Women who campaign against guardianship have been dealt a heavy hand, but have made some gains. Activists submitted a 14,000-signature petition to the Royal Court in 2016, calling for the abolition of the guardianship system. The kingdom’s head religious jurist labeled the petition a crime against Islam and “an existential threat to Saudi society,” but King Salman banned “unofficial” guardianship rules some months later. Saudi women now also have the right to be notified by text message if their husband divorces them — something which previously could be done without their knowledge.

But the abandonment of informal guardianship rules has proven largely hollow, like many other women’s rights concessions. Although forced marriage was banned in 2005, it continues in practice. Despite Saudi Arabia’s ratification in 2000 of a 1979 UN women’s rights convention that, among other measures, promised the elimination of the guardianship system, it still exists.
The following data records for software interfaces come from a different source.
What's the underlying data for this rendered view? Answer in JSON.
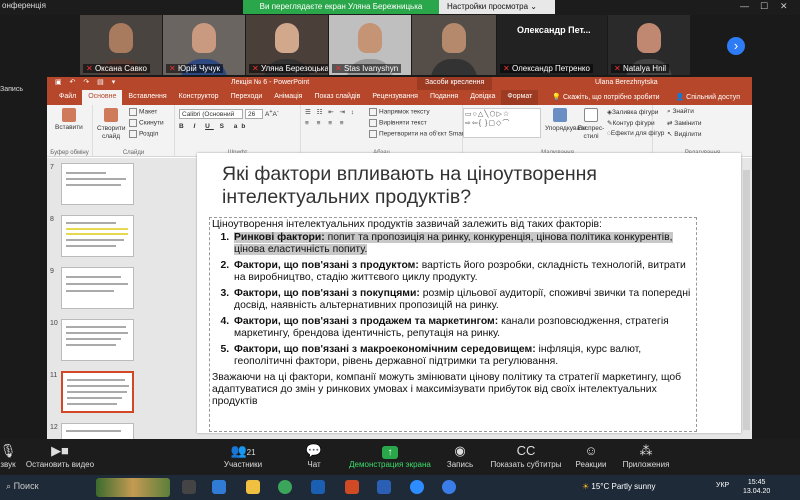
{
  "zoom": {
    "window_title": "онференція",
    "share_message": "Ви переглядаєте екран Уляна Бережницька",
    "view_options": "Настройки просмотра",
    "participants": [
      {
        "name": "Оксана Савко"
      },
      {
        "name": "Юрій Чучук"
      },
      {
        "name": "Уляна Березоцька"
      },
      {
        "name": "Stas Ivanyshyn"
      },
      {
        "name": "Олександр Петренко"
      },
      {
        "name": "Natalya Hnil"
      }
    ],
    "big_name": "Олександр  Пет...",
    "recording": "Запись",
    "controls": [
      {
        "label": "звук"
      },
      {
        "label": "Остановить видео"
      },
      {
        "label": "Участники",
        "count": "21"
      },
      {
        "label": "Чат"
      },
      {
        "label": "Демонстрация экрана"
      },
      {
        "label": "Запись"
      },
      {
        "label": "Показать субтитры"
      },
      {
        "label": "Реакции"
      },
      {
        "label": "Приложения"
      }
    ]
  },
  "ppt": {
    "doc_title": "Лекція № 6  -  PowerPoint",
    "context_tab": "Засоби креслення",
    "user": "Ulana Berezhnytska",
    "tabs": [
      "Файл",
      "Основне",
      "Вставлення",
      "Конструктор",
      "Переходи",
      "Анімація",
      "Показ слайдів",
      "Рецензування",
      "Подання",
      "Довідка",
      "Формат"
    ],
    "tell_me": "Скажіть, що потрібно зробити",
    "share": "Спільний доступ",
    "ribbon": {
      "paste": "Вставити",
      "clipboard": "Буфер обміну",
      "new_slide": "Створити слайд",
      "layout": "Макет",
      "reset": "Скинути",
      "section": "Розділ",
      "slides": "Слайди",
      "font_name": "Calibri (Основний",
      "font_size": "26",
      "font": "Шрифт",
      "text_dir": "Напрямок тексту",
      "align_text": "Вирівняти текст",
      "smartart": "Перетворити на об'єкт SmartArt",
      "paragraph": "Абзац",
      "arrange": "Упорядкувати",
      "quick_styles": "Експрес-стилі",
      "fill": "Заливка фігури",
      "outline": "Контур фігури",
      "effects": "Ефекти для фігур",
      "drawing": "Малювання",
      "find": "Знайти",
      "replace": "Замінити",
      "select": "Виділити",
      "editing": "Редагування"
    },
    "thumb_numbers": [
      "7",
      "8",
      "9",
      "10",
      "11",
      "12"
    ],
    "slide": {
      "title": "Які фактори впливають на ціноутворення інтелектуальних продуктів?",
      "intro": "Ціноутворення інтелектуальних продуктів зазвичай залежить від таких факторів:",
      "items": [
        {
          "head": "Ринкові фактори:",
          "text": " попит та пропозиція на ринку, конкуренція, цінова політика конкурентів, цінова еластичність попиту."
        },
        {
          "head": "Фактори, що пов'язані з продуктом:",
          "text": " вартість його розробки, складність технологій, витрати на виробництво, стадію життєвого циклу продукту."
        },
        {
          "head": "Фактори, що пов'язані з покупцями:",
          "text": " розмір цільової аудиторії, споживчі звички та попередні досвід, наявність альтернативних пропозицій на ринку."
        },
        {
          "head": "Фактори, що пов'язані з продажем та маркетингом:",
          "text": " канали розповсюдження, стратегія маркетингу, брендова ідентичність, репутація на ринку."
        },
        {
          "head": "Фактори, що пов'язані з макроекономічним середовищем:",
          "text": " інфляція, курс валют, геополітичні фактори, рівень державної підтримки та регулювання."
        }
      ],
      "footer": "Зважаючи на ці фактори, компанії можуть змінювати цінову політику та стратегії маркетингу, щоб адаптуватися до змін у ринкових умовах і максимізувати прибуток від своїх інтелектуальних продуктів"
    }
  },
  "taskbar": {
    "search": "Поиск",
    "weather": "15°C  Partly sunny",
    "lang": "УКР",
    "time": "15:45",
    "date": "13.04.20"
  }
}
The kingdom stated in a 2009 UN human rights review that “gender equality is guaranteed” in its territory, but the country is still one of the most gender unequal in the world.  

These token women’s rights reforms will not signal true progress unless the Saudi monarchy backs up its words with serious action. Male guardianship laws must be repealed and laws protecting women’s rights need to be enforced with vigor. Activists need to be released and their demands heard. Women need to be allowed to make choices for themselves, without male oversight.

Yet, even profound legal progress will engender minimal change without a tectonic cultural shift. Even if family members are supportive, social and religious pressure together keep women subordinated. If the guardianship system is legally abolished, conservative social norms and gender beliefs might still keep the practice alive. Families must allow their daughters, sisters, and mothers to have the freedom to study, travel, marry, and live without male consent.

Unless deep and abiding change is made in Saudi Arabia, and the Gulf region more widely, more women will follow in the footsteps of Princess Mishaal, Rahaf Mohammed, Dina Ali Lasloom, and Sheikha Latifa and flee a home that might as well be a prison.